The second policy is dispersal. Prisoners that have been convicted of terrorism offences are placed in the main vicinity of the prison with other less dangerous prisoners. In contrast to the containment policy, it potentially prevents these prisoners from gaining a high profile status by their equal treatment with other inmates. However, the main danger to this is that it exposes potentially vulnerable inmates from being recruited by highly influential terrorists. However this is not the only risk, there is also the potential of other organised criminal gangs potentially striking partnerships with these high profile terrorist prisoners, for both resources and communication abilities.

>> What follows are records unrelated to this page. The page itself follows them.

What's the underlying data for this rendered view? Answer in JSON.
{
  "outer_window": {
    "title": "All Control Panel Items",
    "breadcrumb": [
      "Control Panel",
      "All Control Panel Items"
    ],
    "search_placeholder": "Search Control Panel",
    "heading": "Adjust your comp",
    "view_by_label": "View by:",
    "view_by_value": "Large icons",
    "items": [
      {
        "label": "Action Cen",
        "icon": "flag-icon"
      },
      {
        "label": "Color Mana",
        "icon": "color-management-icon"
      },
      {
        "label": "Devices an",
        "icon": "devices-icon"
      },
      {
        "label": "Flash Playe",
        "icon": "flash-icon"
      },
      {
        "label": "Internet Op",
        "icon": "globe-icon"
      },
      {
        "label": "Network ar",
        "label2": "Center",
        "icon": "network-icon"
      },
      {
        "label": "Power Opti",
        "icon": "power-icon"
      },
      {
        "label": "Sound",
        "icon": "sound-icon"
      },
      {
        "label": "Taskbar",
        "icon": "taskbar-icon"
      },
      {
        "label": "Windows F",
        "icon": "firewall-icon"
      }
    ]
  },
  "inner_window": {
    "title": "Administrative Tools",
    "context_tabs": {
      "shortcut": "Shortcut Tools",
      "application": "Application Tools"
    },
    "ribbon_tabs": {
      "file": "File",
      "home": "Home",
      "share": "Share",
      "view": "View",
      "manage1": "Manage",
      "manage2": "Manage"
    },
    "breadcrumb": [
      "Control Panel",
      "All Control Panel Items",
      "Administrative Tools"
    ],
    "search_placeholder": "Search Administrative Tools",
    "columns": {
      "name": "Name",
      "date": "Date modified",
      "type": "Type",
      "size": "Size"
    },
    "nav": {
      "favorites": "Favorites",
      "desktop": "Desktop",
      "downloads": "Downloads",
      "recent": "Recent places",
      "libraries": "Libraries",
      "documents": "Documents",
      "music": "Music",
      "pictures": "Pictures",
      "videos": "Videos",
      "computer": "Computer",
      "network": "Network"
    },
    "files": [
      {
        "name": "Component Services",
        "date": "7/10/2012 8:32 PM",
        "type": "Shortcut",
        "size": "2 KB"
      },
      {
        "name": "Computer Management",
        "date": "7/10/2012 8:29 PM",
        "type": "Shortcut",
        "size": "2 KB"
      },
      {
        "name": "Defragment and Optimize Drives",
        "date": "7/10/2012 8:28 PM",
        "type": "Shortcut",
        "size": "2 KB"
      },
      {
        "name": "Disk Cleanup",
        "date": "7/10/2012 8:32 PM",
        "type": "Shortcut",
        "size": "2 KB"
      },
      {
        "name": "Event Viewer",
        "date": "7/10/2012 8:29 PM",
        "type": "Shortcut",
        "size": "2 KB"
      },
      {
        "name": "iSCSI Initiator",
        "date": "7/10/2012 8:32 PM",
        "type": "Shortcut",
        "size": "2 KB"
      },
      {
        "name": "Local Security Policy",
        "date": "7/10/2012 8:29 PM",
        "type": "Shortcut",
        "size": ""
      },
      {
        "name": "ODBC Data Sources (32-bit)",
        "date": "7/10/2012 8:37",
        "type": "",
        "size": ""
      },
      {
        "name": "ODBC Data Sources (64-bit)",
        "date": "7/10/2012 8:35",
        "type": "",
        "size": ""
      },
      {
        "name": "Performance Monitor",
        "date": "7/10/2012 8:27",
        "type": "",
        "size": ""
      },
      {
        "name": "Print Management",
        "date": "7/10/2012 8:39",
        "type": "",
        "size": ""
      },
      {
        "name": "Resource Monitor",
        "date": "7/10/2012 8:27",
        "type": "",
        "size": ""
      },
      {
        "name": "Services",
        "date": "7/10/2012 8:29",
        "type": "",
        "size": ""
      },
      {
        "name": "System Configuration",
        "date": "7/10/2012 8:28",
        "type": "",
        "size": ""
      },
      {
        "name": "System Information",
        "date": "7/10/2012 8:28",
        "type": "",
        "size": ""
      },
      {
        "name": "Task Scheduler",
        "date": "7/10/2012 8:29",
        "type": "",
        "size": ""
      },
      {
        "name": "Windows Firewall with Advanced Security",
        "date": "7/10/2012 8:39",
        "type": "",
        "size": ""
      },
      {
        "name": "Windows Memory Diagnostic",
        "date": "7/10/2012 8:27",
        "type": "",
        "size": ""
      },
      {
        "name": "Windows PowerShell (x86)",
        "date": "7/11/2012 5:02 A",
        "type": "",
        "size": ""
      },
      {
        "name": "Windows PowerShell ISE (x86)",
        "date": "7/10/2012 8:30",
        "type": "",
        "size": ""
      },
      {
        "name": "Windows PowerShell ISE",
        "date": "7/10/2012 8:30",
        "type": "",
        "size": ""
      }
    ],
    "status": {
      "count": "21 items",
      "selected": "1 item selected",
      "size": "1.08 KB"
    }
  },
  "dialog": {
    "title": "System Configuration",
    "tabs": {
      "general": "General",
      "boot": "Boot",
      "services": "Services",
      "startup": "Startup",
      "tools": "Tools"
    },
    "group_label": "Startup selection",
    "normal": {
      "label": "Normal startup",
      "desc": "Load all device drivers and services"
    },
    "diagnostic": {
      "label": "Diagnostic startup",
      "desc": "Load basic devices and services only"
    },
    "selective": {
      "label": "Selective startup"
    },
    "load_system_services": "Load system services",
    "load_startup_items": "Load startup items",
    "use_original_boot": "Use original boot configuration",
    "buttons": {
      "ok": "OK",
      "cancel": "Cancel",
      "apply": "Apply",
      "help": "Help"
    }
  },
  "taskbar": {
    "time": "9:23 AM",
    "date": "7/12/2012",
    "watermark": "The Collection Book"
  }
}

The final policy approach is a mixed approach. It is a combination of both the containment and dispersal policies. The aim of this approach is to have some flexibility in regards to who is put into containment and who is in dispersal. The obvious advantage of this approach is that it provides the prisons with some level of autonomy to react to the potential risk as it evolves over time. In addition, it also provides these terrorists, prisoners, with an incentive to behave and engage appropriately, with the punishment of being placed in containment should they fall short of the standards required. Of course, the danger to this approach is that it could be seen as ad hoc, with flimsy criteria and the potential of it being used not only inaccurately, but unfairly.
So where do we go from here with other potentially dangerous terrorist prisoners, such as Usman Khan et al? The first point is that we have two programmes, that not only need funding but also need highly qualified people to deliver them. Without the right people with the knowledge, skills and dispositions to deal with highly intelligent, influential terrorists, we could potentially be wasting time and resources on someone that this programme will not work on. Furthermore, both programmes whilst under review, they must be evaluated properly and changes made as necessary. These programmes cannot and should not be static, but rather evolve as our understanding evolves of the people they seek to help and support. The second point is, that of sentencing. Whilst terrorists pose a significant risk, we must not fall into the trap of placing them in prison indefinitely unless it is deemed appropriate. Like containment in prison can elevate the status of terrorists, so to indefinite prison sentences as it could potentially feed into the grievance narrative that many would-be and novice terrorists are attracted to.
The third and final point and probably the most important, both in relation to prisoners and Usman Khan and that is gaming the system. Usman Khan successfully gamed the system, followed the advice given to him, engaged in the programs and was even being seen as the poster boy for successful de-radicalisation, but of course, he fooled everyone and had no intentions of changing his ways. Being able to know if someone has really been de-radicalised is probably the most important risk we have to deal with and one in which academics, practitioners and policymakers will need to consider in moving forward.
The views and opinions expressed in this article are those of the author and do not necessarily reflect the views of The Kootneeti Team